— Problem to work on —
In the entries below, find the string "with" and return each line holding it.

— Entries provided —

────

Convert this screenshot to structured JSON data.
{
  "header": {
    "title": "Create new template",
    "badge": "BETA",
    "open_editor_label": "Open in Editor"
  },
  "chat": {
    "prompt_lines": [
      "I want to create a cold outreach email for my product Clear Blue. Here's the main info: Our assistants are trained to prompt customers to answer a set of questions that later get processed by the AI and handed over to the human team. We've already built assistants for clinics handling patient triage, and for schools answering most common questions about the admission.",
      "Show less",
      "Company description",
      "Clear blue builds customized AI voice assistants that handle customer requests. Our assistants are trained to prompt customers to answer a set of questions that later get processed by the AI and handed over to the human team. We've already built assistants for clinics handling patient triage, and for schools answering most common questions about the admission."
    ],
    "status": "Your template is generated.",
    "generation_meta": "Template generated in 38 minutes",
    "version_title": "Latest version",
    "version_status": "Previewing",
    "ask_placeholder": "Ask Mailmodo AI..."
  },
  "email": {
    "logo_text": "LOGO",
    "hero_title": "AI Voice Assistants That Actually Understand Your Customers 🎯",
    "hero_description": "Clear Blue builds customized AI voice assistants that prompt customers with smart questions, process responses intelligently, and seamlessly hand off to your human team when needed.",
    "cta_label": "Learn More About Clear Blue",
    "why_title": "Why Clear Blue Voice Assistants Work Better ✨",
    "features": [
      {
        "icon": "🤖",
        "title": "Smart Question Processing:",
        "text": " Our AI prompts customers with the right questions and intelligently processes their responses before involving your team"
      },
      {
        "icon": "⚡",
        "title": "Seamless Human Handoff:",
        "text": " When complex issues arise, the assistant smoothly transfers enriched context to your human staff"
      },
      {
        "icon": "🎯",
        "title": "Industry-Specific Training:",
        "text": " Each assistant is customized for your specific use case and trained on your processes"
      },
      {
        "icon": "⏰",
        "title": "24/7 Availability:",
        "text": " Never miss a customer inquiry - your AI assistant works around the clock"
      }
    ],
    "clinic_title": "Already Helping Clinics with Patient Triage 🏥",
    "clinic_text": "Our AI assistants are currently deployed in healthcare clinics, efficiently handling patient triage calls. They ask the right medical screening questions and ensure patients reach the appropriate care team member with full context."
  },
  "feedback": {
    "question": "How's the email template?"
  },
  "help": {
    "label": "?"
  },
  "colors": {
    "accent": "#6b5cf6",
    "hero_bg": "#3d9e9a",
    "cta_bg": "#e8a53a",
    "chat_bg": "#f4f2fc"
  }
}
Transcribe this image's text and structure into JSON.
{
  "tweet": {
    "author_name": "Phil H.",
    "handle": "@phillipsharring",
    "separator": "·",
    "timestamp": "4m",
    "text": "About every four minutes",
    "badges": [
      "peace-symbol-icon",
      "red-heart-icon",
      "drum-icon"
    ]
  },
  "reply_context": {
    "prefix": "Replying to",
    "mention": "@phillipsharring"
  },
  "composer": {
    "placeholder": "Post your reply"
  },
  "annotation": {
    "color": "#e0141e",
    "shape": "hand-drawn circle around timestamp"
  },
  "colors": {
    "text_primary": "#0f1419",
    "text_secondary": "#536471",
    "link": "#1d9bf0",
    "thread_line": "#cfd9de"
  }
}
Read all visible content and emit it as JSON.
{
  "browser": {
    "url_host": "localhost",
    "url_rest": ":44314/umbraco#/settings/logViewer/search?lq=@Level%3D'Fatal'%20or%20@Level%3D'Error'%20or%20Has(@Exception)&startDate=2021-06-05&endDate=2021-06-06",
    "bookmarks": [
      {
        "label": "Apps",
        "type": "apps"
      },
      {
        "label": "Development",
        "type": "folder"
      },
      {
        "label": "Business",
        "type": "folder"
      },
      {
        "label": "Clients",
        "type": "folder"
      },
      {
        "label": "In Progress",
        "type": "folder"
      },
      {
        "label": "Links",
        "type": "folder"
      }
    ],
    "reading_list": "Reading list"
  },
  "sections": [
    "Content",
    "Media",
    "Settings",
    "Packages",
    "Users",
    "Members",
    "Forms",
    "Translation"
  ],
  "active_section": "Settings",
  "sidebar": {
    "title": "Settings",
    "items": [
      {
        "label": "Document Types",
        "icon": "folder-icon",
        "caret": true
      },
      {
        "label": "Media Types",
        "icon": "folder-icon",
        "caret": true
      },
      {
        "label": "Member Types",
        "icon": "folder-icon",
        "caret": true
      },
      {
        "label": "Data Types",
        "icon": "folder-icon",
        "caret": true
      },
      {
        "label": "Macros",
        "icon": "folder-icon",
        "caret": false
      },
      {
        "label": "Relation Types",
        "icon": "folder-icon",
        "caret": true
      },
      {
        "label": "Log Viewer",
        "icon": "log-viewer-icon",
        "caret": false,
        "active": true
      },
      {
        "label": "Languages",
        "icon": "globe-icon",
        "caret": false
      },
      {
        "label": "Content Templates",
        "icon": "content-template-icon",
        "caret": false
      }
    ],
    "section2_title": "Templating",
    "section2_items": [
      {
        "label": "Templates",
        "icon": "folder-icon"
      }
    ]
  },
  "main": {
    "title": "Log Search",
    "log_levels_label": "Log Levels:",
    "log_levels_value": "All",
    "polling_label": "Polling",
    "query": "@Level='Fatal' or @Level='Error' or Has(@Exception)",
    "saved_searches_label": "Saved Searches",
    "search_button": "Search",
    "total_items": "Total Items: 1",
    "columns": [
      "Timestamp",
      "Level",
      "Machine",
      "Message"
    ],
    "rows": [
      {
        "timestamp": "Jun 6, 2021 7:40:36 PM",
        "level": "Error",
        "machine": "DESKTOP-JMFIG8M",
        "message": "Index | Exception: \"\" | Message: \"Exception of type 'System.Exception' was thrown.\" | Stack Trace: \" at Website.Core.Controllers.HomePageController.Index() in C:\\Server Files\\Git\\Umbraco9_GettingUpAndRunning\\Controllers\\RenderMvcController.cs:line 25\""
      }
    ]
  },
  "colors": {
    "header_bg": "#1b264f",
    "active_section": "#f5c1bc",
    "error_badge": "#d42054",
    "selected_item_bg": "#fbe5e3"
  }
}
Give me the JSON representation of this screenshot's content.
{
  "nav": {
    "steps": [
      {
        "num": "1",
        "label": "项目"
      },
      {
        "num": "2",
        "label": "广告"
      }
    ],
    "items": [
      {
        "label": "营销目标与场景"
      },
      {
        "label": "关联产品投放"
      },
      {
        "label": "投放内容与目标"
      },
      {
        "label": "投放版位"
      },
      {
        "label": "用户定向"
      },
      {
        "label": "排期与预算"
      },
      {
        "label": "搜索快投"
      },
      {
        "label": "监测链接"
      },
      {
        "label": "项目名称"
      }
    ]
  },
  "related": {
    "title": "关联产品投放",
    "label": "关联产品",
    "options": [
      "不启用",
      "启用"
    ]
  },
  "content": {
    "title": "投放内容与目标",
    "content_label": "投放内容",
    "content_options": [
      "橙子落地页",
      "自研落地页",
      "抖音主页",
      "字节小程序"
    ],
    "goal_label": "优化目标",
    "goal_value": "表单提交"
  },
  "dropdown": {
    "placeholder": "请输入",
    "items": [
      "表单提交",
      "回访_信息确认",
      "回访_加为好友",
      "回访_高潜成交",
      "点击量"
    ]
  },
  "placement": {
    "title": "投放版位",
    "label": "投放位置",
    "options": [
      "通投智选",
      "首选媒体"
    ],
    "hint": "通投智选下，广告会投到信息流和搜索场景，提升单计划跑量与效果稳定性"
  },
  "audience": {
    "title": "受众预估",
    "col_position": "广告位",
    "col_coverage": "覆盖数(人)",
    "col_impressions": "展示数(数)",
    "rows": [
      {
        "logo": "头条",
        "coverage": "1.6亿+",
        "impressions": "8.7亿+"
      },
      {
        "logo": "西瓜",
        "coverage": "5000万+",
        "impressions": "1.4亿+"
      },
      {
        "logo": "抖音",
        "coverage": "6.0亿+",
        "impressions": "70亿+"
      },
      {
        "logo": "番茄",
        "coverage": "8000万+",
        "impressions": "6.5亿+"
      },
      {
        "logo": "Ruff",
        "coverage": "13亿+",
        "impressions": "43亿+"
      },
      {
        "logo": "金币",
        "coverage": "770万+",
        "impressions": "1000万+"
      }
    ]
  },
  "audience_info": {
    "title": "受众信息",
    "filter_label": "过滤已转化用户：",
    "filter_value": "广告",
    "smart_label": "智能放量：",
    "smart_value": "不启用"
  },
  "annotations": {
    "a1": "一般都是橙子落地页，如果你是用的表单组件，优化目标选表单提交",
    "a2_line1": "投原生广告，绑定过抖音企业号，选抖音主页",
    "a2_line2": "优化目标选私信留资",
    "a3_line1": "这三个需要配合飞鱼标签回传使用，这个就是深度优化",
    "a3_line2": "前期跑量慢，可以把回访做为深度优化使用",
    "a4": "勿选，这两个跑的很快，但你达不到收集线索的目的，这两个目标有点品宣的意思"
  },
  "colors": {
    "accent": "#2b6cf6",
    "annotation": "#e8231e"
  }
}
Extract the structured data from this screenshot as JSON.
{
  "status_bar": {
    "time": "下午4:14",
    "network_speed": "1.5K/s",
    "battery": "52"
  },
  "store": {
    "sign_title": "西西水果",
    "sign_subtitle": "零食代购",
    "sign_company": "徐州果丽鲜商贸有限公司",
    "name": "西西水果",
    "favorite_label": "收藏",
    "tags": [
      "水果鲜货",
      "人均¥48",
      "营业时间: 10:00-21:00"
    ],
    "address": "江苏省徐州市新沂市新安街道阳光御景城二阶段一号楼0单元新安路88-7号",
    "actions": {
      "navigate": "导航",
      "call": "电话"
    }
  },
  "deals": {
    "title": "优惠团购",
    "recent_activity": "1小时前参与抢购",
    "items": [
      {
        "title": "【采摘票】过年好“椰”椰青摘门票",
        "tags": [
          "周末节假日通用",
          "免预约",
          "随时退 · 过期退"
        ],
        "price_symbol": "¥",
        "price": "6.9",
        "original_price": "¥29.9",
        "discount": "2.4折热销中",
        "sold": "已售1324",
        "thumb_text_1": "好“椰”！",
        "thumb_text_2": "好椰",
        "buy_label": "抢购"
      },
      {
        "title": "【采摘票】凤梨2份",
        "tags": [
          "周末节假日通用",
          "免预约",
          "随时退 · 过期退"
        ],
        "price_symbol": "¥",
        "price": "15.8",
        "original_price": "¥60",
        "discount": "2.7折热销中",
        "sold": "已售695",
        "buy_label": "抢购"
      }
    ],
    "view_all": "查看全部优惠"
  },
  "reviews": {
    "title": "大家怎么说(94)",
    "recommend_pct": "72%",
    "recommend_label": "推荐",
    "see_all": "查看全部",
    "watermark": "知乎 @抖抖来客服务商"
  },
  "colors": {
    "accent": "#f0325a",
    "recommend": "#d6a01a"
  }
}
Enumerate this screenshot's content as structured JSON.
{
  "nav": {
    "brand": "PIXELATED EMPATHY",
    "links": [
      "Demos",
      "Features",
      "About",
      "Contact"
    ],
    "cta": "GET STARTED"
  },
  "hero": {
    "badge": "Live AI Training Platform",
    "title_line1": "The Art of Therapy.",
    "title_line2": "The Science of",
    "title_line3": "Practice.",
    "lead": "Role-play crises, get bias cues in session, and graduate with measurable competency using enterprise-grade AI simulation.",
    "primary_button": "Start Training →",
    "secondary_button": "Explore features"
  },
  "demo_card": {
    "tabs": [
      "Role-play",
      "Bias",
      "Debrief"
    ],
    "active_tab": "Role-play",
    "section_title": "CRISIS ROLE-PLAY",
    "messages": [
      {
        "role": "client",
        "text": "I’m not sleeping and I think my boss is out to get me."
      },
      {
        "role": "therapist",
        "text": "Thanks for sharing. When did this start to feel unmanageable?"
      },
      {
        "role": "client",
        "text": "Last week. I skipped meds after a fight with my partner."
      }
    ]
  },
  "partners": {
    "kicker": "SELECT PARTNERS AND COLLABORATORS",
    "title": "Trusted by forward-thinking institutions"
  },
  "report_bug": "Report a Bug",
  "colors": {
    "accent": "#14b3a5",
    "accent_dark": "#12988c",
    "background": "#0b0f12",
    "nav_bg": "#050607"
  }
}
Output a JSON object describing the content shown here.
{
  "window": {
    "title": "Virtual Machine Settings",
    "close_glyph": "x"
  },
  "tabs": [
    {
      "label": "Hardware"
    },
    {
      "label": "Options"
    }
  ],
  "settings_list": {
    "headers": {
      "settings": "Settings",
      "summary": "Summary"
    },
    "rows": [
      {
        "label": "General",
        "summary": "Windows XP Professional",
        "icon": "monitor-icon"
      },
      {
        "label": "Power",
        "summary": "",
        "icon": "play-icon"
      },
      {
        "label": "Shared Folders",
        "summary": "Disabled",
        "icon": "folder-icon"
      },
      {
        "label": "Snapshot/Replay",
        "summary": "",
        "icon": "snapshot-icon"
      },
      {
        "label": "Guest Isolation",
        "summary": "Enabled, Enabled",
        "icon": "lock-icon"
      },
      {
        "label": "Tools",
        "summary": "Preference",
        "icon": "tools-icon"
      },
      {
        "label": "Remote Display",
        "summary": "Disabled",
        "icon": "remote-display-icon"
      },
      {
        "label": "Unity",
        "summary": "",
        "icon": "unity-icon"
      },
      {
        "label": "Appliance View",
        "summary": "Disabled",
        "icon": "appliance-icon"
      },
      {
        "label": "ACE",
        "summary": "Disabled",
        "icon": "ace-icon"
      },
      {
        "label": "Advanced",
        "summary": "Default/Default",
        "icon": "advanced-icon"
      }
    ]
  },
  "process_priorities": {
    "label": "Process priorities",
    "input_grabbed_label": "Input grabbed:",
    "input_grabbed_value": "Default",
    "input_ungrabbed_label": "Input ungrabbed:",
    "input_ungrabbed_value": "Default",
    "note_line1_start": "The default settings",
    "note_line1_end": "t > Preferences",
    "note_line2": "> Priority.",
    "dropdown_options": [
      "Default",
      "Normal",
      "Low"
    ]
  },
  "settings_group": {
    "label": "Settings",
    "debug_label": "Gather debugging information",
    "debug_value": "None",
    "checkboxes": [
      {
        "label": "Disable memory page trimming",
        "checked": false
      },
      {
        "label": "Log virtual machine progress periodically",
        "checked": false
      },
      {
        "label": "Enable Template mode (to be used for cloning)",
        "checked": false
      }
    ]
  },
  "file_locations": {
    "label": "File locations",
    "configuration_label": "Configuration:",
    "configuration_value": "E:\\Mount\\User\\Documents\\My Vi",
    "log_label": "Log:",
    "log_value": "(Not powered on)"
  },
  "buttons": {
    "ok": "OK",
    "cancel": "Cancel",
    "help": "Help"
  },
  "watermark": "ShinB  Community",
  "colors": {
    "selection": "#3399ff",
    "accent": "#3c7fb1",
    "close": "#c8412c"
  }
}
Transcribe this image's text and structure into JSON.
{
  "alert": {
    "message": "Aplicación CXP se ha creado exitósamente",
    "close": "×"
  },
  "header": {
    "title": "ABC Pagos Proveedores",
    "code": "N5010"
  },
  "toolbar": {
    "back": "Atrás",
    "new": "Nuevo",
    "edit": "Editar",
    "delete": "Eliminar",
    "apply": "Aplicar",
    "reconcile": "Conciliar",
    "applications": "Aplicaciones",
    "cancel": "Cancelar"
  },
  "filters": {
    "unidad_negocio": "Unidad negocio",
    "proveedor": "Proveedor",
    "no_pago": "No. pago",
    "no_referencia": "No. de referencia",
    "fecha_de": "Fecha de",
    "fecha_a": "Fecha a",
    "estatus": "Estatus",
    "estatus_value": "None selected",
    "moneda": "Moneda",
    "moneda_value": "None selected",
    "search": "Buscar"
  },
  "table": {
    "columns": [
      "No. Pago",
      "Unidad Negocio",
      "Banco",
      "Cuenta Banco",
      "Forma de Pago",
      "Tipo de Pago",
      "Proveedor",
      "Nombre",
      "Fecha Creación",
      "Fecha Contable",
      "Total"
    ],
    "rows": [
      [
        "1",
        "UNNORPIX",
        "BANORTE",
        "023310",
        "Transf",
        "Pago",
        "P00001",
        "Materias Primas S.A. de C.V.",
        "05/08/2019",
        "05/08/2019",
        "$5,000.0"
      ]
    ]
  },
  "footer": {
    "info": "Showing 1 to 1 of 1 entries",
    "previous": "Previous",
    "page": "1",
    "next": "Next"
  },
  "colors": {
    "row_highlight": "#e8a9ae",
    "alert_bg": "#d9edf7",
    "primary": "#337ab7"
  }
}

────

— Finished task —
    "hero_description": "Clear Blue builds customized AI voice assistants that prompt customers with smart questions, process responses intelligently, and seamlessly hand off to your human team when needed.",
        "text": " Our AI prompts customers with the right questions and intelligently processes their responses before involving your team"
    "clinic_title": "Already Helping Clinics with Patient Triage 🏥",
    "clinic_text": "Our AI assistants are currently deployed in healthcare clinics, efficiently handling patient triage calls. They ask the right medical screening questions and ensure patients reach the appropriate care team member with full context."
    "lead": "Role-play crises, get bias cues in session, and graduate with measurable competency using enterprise-grade AI simulation.",
        "text": "Last week. I skipped meds after a fight with my partner."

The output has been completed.